99 CVEs were resolved by Microsoft this month. That surpasses the 2019 August release of 93 CVEs resolved. Hmm 99. This could be fun. 99 bottles of beer… 99 CVEs to Patch? Unlike the song where you need to take each bottle down and pass it around, the good news here is many of these CVEs can be resolved by applying just a few Microsoft updates. Most of these are in the OS this month. On average your OS updates will resolve around 50 CVEs. The exception is Windows 10, which along with IE and Edge, will resolve 88 CVEs. What is more important to talk about is which of these 99 CVEs are most critical to resolve and what products you need to update to plug those holes. Along with Microsoft, Adobe and Mozilla also have security updates this month.

There is one zero-day in the mix (CVE-2020-0674), which was first identified last month in a security advisory (ADV200001). Five of the CVEs (including the zero-day) have been publicly disclosed, meaning that enough information has been made publicly available to give threat actors a head start on figuring out how to exploit them. By updating the operating system or browsers with a couple of patches per system you can take the teeth out of the majority of the risk this month.

The really good news in all of this is 99 CVEs really doesn’t mean a whole lot of extra work for admins this month. The normal updates still apply. OS, browsers, and Office will resolve most of your vulnerabilities from the Microsoft side. SQL and Exchange Admins do get a bit of extra work this month as both of those products are included in the updates released.

February 2020 marks the first security updates for the new Edge Chromium browser edition! That’s right, there are now two editions of Edge—the HTML version built into the Windows 10 OS and the new Chromium edition that you can install if you choose.

Another notable, we will call it discrepancy, this month is the extended support releases. Windows 7, Server 2008 and 2008 R2 ESU updates are still being documented publicly and are listed in the standard WSUS catalog. This is likely to cause some confusion. Does this mean everyone has access? No, you do need an ESU with Microsoft in order to meet the specific criteria for the free options that Microsoft has outlined in the Windows 7 ESU FAQ. Also of note, there is an ESU License Preparation Patch which states the following:

“This update provides the complete set of licensing changes to enable installation of the ESU MAK add-on key, which is one of the steps to prepare for installation of Extended Security Updates. (For the full set of steps, please see KB4522133). A reboot is required after installing this update.”
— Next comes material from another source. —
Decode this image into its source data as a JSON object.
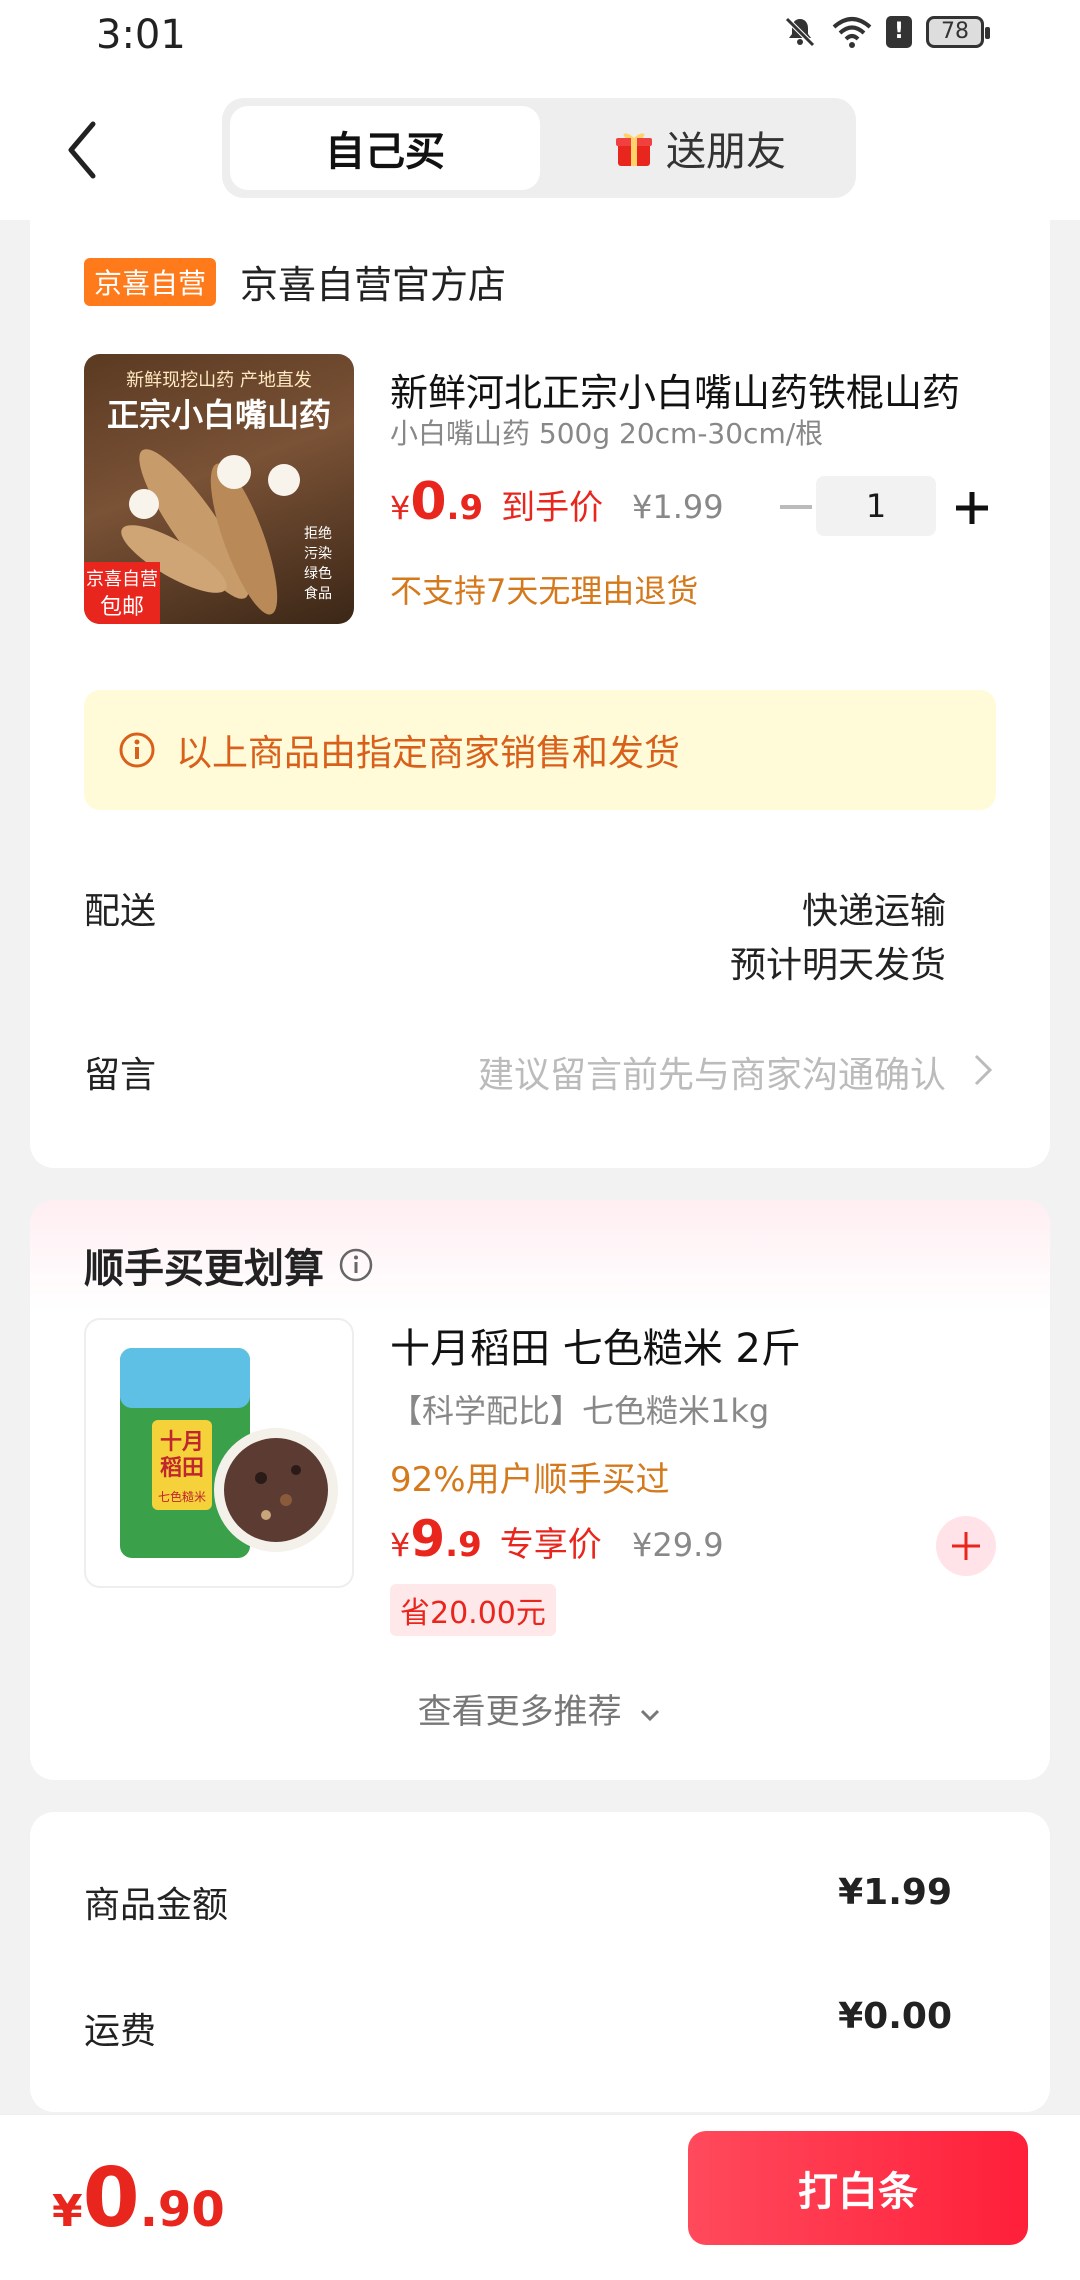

This additional licensing preparation patch means there are four things you need to review on your ESU targets to ensure you will be able to patch without issue. You need to ensure the SHA-2 support updates are applied, that you meet Service Stack Update pre-requisites, that you have pushed this new licensing preparation patch to the systems, and that you have your ESU license key in place.

On the third party front:

Adobe has resolved 17 CVEs for Adobe Reader and Acrobat (APSB20-05) and one CVE for Flash Player (APSB20-06). This is the first security update for Flash Player for 2020 and also the first since September 2019. The Adobe Acrobat Reader update includes 12 Critical CVEs and the Flash Player CVE is also Critical. We recommend prioritizing these two updates this month. Microsoft’s release of Flash Player covers the latest editions of Windows. The Flash Player update is only supported on Windows 8.1 and Server 2012 and later.

Mozilla has released updates for Firefox, Firefox ESR and Thunderbird and is resolving 6, 5 and 7 CVEs respectively. The two Firefox updates are rated as a High severity and the Thunderbird update as Moderate by Mozilla’s severity rating. So while these updates are not urgent, you will want to get them rolled out in your normal monthly maintenance.